>>

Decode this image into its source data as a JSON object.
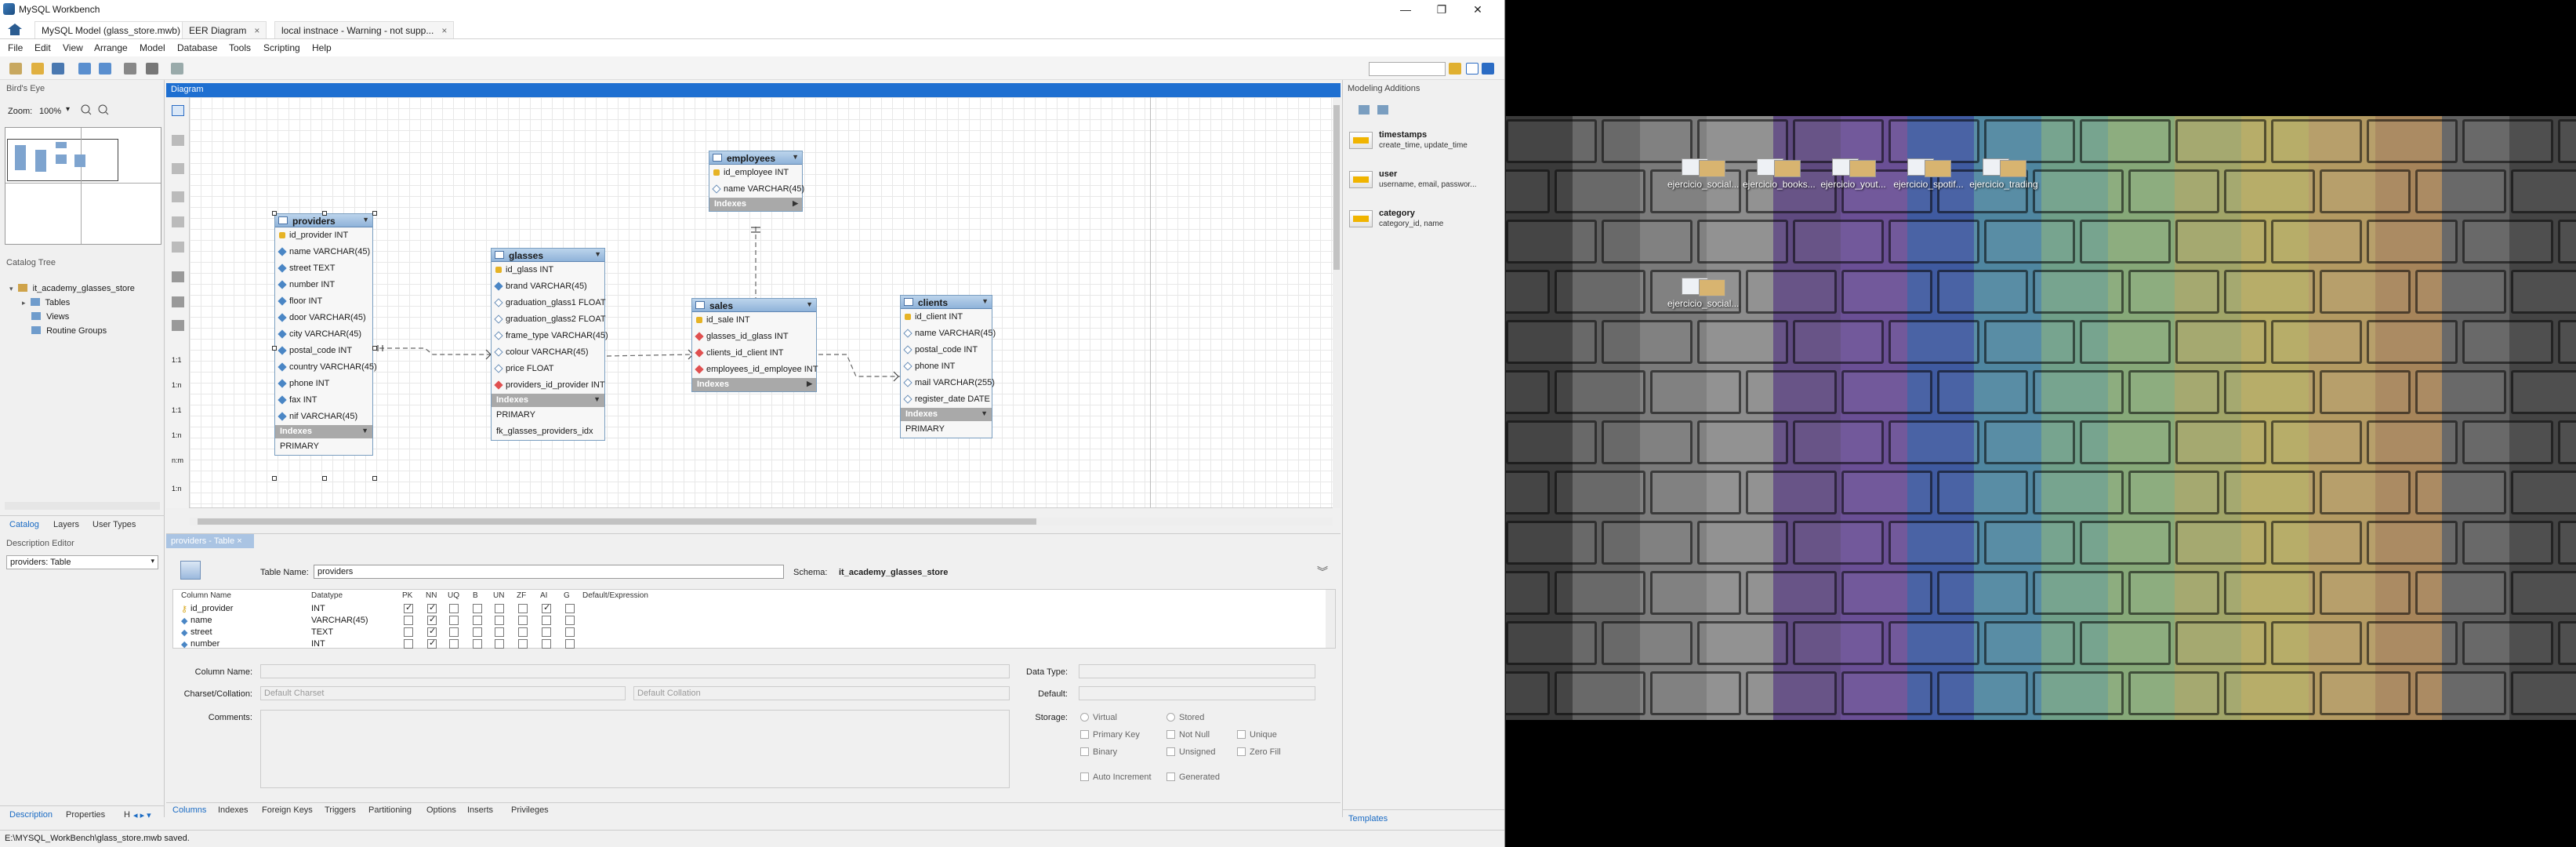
{
  "window": {
    "title": "MySQL Workbench",
    "tabs": [
      {
        "label": "MySQL Model (glass_store.mwb)",
        "close": "×"
      },
      {
        "label": "EER Diagram",
        "close": "×"
      },
      {
        "label": "local instnace - Warning - not supp...",
        "close": "×"
      }
    ],
    "controls": {
      "minimize": "—",
      "maximize": "❐",
      "close": "✕"
    }
  },
  "menu": [
    "File",
    "Edit",
    "View",
    "Arrange",
    "Model",
    "Database",
    "Tools",
    "Scripting",
    "Help"
  ],
  "left_panel": {
    "birds_eye_label": "Bird's Eye",
    "zoom_label": "Zoom:",
    "zoom_value": "100%",
    "catalog_tree_label": "Catalog Tree",
    "schema": "it_academy_glasses_store",
    "tree_items": [
      "Tables",
      "Views",
      "Routine Groups"
    ],
    "subtabs": [
      "Catalog",
      "Layers",
      "User Types"
    ],
    "description_editor_label": "Description Editor",
    "description_select": "providers: Table",
    "bottom_tabs": [
      "Description",
      "Properties",
      "H"
    ]
  },
  "diagram": {
    "header": "Diagram",
    "tables": {
      "employees": {
        "name": "employees",
        "columns": [
          {
            "name": "id_employee INT",
            "kind": "pk"
          },
          {
            "name": "name VARCHAR(45)",
            "kind": "n"
          }
        ],
        "indexes_label": "Indexes",
        "indexes": []
      },
      "providers": {
        "name": "providers",
        "columns": [
          {
            "name": "id_provider INT",
            "kind": "pk"
          },
          {
            "name": "name VARCHAR(45)",
            "kind": "nn"
          },
          {
            "name": "street TEXT",
            "kind": "nn"
          },
          {
            "name": "number INT",
            "kind": "nn"
          },
          {
            "name": "floor INT",
            "kind": "nn"
          },
          {
            "name": "door VARCHAR(45)",
            "kind": "nn"
          },
          {
            "name": "city VARCHAR(45)",
            "kind": "nn"
          },
          {
            "name": "postal_code INT",
            "kind": "nn"
          },
          {
            "name": "country VARCHAR(45)",
            "kind": "nn"
          },
          {
            "name": "phone INT",
            "kind": "nn"
          },
          {
            "name": "fax INT",
            "kind": "nn"
          },
          {
            "name": "nif VARCHAR(45)",
            "kind": "nn"
          }
        ],
        "indexes_label": "Indexes",
        "indexes": [
          "PRIMARY"
        ]
      },
      "glasses": {
        "name": "glasses",
        "columns": [
          {
            "name": "id_glass INT",
            "kind": "pk"
          },
          {
            "name": "brand VARCHAR(45)",
            "kind": "nn"
          },
          {
            "name": "graduation_glass1 FLOAT",
            "kind": "n"
          },
          {
            "name": "graduation_glass2 FLOAT",
            "kind": "n"
          },
          {
            "name": "frame_type VARCHAR(45)",
            "kind": "n"
          },
          {
            "name": "colour VARCHAR(45)",
            "kind": "n"
          },
          {
            "name": "price FLOAT",
            "kind": "n"
          },
          {
            "name": "providers_id_provider INT",
            "kind": "fk"
          }
        ],
        "indexes_label": "Indexes",
        "indexes": [
          "PRIMARY",
          "fk_glasses_providers_idx"
        ]
      },
      "sales": {
        "name": "sales",
        "columns": [
          {
            "name": "id_sale INT",
            "kind": "pk"
          },
          {
            "name": "glasses_id_glass INT",
            "kind": "fk"
          },
          {
            "name": "clients_id_client INT",
            "kind": "fk"
          },
          {
            "name": "employees_id_employee INT",
            "kind": "fk"
          }
        ],
        "indexes_label": "Indexes",
        "indexes": []
      },
      "clients": {
        "name": "clients",
        "columns": [
          {
            "name": "id_client INT",
            "kind": "pk"
          },
          {
            "name": "name VARCHAR(45)",
            "kind": "n"
          },
          {
            "name": "postal_code INT",
            "kind": "n"
          },
          {
            "name": "phone INT",
            "kind": "n"
          },
          {
            "name": "mail VARCHAR(255)",
            "kind": "n"
          },
          {
            "name": "register_date DATE",
            "kind": "n"
          }
        ],
        "indexes_label": "Indexes",
        "indexes": [
          "PRIMARY"
        ]
      }
    }
  },
  "modeling_additions": {
    "header": "Modeling Additions",
    "plugins": [
      {
        "name": "timestamps",
        "desc": "create_time, update_time"
      },
      {
        "name": "user",
        "desc": "username, email, passwor..."
      },
      {
        "name": "category",
        "desc": "category_id, name"
      }
    ],
    "bottom_tab": "Templates"
  },
  "editor": {
    "tab": "providers - Table",
    "table_name_label": "Table Name:",
    "table_name": "providers",
    "schema_label": "Schema:",
    "schema": "it_academy_glasses_store",
    "grid_headers": [
      "Column Name",
      "Datatype",
      "PK",
      "NN",
      "UQ",
      "B",
      "UN",
      "ZF",
      "AI",
      "G",
      "Default/Expression"
    ],
    "rows": [
      {
        "name": "id_provider",
        "type": "INT",
        "checks": [
          true,
          true,
          false,
          false,
          false,
          false,
          true,
          false
        ]
      },
      {
        "name": "name",
        "type": "VARCHAR(45)",
        "checks": [
          false,
          true,
          false,
          false,
          false,
          false,
          false,
          false
        ]
      },
      {
        "name": "street",
        "type": "TEXT",
        "checks": [
          false,
          true,
          false,
          false,
          false,
          false,
          false,
          false
        ]
      },
      {
        "name": "number",
        "type": "INT",
        "checks": [
          false,
          true,
          false,
          false,
          false,
          false,
          false,
          false
        ]
      }
    ],
    "column_name_label": "Column Name:",
    "charset_label": "Charset/Collation:",
    "charset_placeholder": "Default Charset",
    "collation_placeholder": "Default Collation",
    "comments_label": "Comments:",
    "data_type_label": "Data Type:",
    "default_label": "Default:",
    "storage_label": "Storage:",
    "storage_opts": [
      "Virtual",
      "Stored"
    ],
    "flags": [
      "Primary Key",
      "Not Null",
      "Unique",
      "Binary",
      "Unsigned",
      "Zero Fill",
      "Auto Increment",
      "Generated"
    ],
    "bottom_tabs": [
      "Columns",
      "Indexes",
      "Foreign Keys",
      "Triggers",
      "Partitioning",
      "Options",
      "Inserts",
      "Privileges"
    ]
  },
  "status": "E:\\MYSQL_WorkBench\\glass_store.mwb saved.",
  "desktop": {
    "icons": [
      "ejercicio_social...",
      "ejercicio_books...",
      "ejercicio_yout...",
      "ejercicio_spotif...",
      "ejercicio_trading",
      "ejercicio_social..."
    ],
    "stripe_colors": [
      "#3a3a3a",
      "#606060",
      "#7a7a7a",
      "#8c8c8c",
      "#5f4a80",
      "#6a4f95",
      "#3f5aa0",
      "#4f86a0",
      "#6f9f88",
      "#86a878",
      "#a0a468",
      "#b3a860",
      "#b39a62",
      "#a6845a",
      "#606060",
      "#444444"
    ]
  }
}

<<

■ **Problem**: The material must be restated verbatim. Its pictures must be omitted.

■ **Result below**:
Decode this image into its source data as a JSON object.
{
  "window": {
    "title": "MySQL Workbench",
    "tabs": [
      {
        "label": "MySQL Model (glass_store.mwb)",
        "close": "×"
      },
      {
        "label": "EER Diagram",
        "close": "×"
      },
      {
        "label": "local instnace - Warning - not supp...",
        "close": "×"
      }
    ],
    "controls": {
      "minimize": "—",
      "maximize": "❐",
      "close": "✕"
    }
  },
  "menu": [
    "File",
    "Edit",
    "View",
    "Arrange",
    "Model",
    "Database",
    "Tools",
    "Scripting",
    "Help"
  ],
  "left_panel": {
    "birds_eye_label": "Bird's Eye",
    "zoom_label": "Zoom:",
    "zoom_value": "100%",
    "catalog_tree_label": "Catalog Tree",
    "schema": "it_academy_glasses_store",
    "tree_items": [
      "Tables",
      "Views",
      "Routine Groups"
    ],
    "subtabs": [
      "Catalog",
      "Layers",
      "User Types"
    ],
    "description_editor_label": "Description Editor",
    "description_select": "providers: Table",
    "bottom_tabs": [
      "Description",
      "Properties",
      "H"
    ]
  },
  "diagram": {
    "header": "Diagram",
    "tables": {
      "employees": {
        "name": "employees",
        "columns": [
          {
            "name": "id_employee INT",
            "kind": "pk"
          },
          {
            "name": "name VARCHAR(45)",
            "kind": "n"
          }
        ],
        "indexes_label": "Indexes",
        "indexes": []
      },
      "providers": {
        "name": "providers",
        "columns": [
          {
            "name": "id_provider INT",
            "kind": "pk"
          },
          {
            "name": "name VARCHAR(45)",
            "kind": "nn"
          },
          {
            "name": "street TEXT",
            "kind": "nn"
          },
          {
            "name": "number INT",
            "kind": "nn"
          },
          {
            "name": "floor INT",
            "kind": "nn"
          },
          {
            "name": "door VARCHAR(45)",
            "kind": "nn"
          },
          {
            "name": "city VARCHAR(45)",
            "kind": "nn"
          },
          {
            "name": "postal_code INT",
            "kind": "nn"
          },
          {
            "name": "country VARCHAR(45)",
            "kind": "nn"
          },
          {
            "name": "phone INT",
            "kind": "nn"
          },
          {
            "name": "fax INT",
            "kind": "nn"
          },
          {
            "name": "nif VARCHAR(45)",
            "kind": "nn"
          }
        ],
        "indexes_label": "Indexes",
        "indexes": [
          "PRIMARY"
        ]
      },
      "glasses": {
        "name": "glasses",
        "columns": [
          {
            "name": "id_glass INT",
            "kind": "pk"
          },
          {
            "name": "brand VARCHAR(45)",
            "kind": "nn"
          },
          {
            "name": "graduation_glass1 FLOAT",
            "kind": "n"
          },
          {
            "name": "graduation_glass2 FLOAT",
            "kind": "n"
          },
          {
            "name": "frame_type VARCHAR(45)",
            "kind": "n"
          },
          {
            "name": "colour VARCHAR(45)",
            "kind": "n"
          },
          {
            "name": "price FLOAT",
            "kind": "n"
          },
          {
            "name": "providers_id_provider INT",
            "kind": "fk"
          }
        ],
        "indexes_label": "Indexes",
        "indexes": [
          "PRIMARY",
          "fk_glasses_providers_idx"
        ]
      },
      "sales": {
        "name": "sales",
        "columns": [
          {
            "name": "id_sale INT",
            "kind": "pk"
          },
          {
            "name": "glasses_id_glass INT",
            "kind": "fk"
          },
          {
            "name": "clients_id_client INT",
            "kind": "fk"
          },
          {
            "name": "employees_id_employee INT",
            "kind": "fk"
          }
        ],
        "indexes_label": "Indexes",
        "indexes": []
      },
      "clients": {
        "name": "clients",
        "columns": [
          {
            "name": "id_client INT",
            "kind": "pk"
          },
          {
            "name": "name VARCHAR(45)",
            "kind": "n"
          },
          {
            "name": "postal_code INT",
            "kind": "n"
          },
          {
            "name": "phone INT",
            "kind": "n"
          },
          {
            "name": "mail VARCHAR(255)",
            "kind": "n"
          },
          {
            "name": "register_date DATE",
            "kind": "n"
          }
        ],
        "indexes_label": "Indexes",
        "indexes": [
          "PRIMARY"
        ]
      }
    }
  },
  "modeling_additions": {
    "header": "Modeling Additions",
    "plugins": [
      {
        "name": "timestamps",
        "desc": "create_time, update_time"
      },
      {
        "name": "user",
        "desc": "username, email, passwor..."
      },
      {
        "name": "category",
        "desc": "category_id, name"
      }
    ],
    "bottom_tab": "Templates"
  },
  "editor": {
    "tab": "providers - Table",
    "table_name_label": "Table Name:",
    "table_name": "providers",
    "schema_label": "Schema:",
    "schema": "it_academy_glasses_store",
    "grid_headers": [
      "Column Name",
      "Datatype",
      "PK",
      "NN",
      "UQ",
      "B",
      "UN",
      "ZF",
      "AI",
      "G",
      "Default/Expression"
    ],
    "rows": [
      {
        "name": "id_provider",
        "type": "INT",
        "checks": [
          true,
          true,
          false,
          false,
          false,
          false,
          true,
          false
        ]
      },
      {
        "name": "name",
        "type": "VARCHAR(45)",
        "checks": [
          false,
          true,
          false,
          false,
          false,
          false,
          false,
          false
        ]
      },
      {
        "name": "street",
        "type": "TEXT",
        "checks": [
          false,
          true,
          false,
          false,
          false,
          false,
          false,
          false
        ]
      },
      {
        "name": "number",
        "type": "INT",
        "checks": [
          false,
          true,
          false,
          false,
          false,
          false,
          false,
          false
        ]
      }
    ],
    "column_name_label": "Column Name:",
    "charset_label": "Charset/Collation:",
    "charset_placeholder": "Default Charset",
    "collation_placeholder": "Default Collation",
    "comments_label": "Comments:",
    "data_type_label": "Data Type:",
    "default_label": "Default:",
    "storage_label": "Storage:",
    "storage_opts": [
      "Virtual",
      "Stored"
    ],
    "flags": [
      "Primary Key",
      "Not Null",
      "Unique",
      "Binary",
      "Unsigned",
      "Zero Fill",
      "Auto Increment",
      "Generated"
    ],
    "bottom_tabs": [
      "Columns",
      "Indexes",
      "Foreign Keys",
      "Triggers",
      "Partitioning",
      "Options",
      "Inserts",
      "Privileges"
    ]
  },
  "status": "E:\\MYSQL_WorkBench\\glass_store.mwb saved.",
  "desktop": {
    "icons": [
      "ejercicio_social...",
      "ejercicio_books...",
      "ejercicio_yout...",
      "ejercicio_spotif...",
      "ejercicio_trading",
      "ejercicio_social..."
    ],
    "stripe_colors": [
      "#3a3a3a",
      "#606060",
      "#7a7a7a",
      "#8c8c8c",
      "#5f4a80",
      "#6a4f95",
      "#3f5aa0",
      "#4f86a0",
      "#6f9f88",
      "#86a878",
      "#a0a468",
      "#b3a860",
      "#b39a62",
      "#a6845a",
      "#606060",
      "#444444"
    ]
  }
}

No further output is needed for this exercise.